WHAT THIS TASK INVOLVES → Filter the records for lines holding the string "Задать".

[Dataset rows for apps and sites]

/---

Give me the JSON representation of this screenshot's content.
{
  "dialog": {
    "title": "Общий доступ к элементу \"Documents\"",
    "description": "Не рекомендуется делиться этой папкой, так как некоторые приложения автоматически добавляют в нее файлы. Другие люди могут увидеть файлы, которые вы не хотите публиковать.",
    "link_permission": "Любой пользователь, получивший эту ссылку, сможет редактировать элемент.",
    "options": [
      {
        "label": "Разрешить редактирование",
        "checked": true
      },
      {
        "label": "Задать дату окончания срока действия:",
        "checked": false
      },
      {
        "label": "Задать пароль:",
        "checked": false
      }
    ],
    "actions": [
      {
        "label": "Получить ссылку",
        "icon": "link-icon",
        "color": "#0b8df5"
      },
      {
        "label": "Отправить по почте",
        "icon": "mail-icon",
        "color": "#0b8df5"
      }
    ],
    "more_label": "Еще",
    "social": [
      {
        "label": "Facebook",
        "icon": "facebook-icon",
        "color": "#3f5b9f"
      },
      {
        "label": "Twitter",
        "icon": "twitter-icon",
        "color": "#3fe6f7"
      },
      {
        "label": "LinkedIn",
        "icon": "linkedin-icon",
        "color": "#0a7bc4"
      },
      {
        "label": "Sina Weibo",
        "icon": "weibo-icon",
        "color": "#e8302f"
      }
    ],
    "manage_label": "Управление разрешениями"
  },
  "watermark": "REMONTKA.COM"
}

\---

ANSWER →
        "label": "Задать дату окончания срока действия:",
        "label": "Задать пароль:",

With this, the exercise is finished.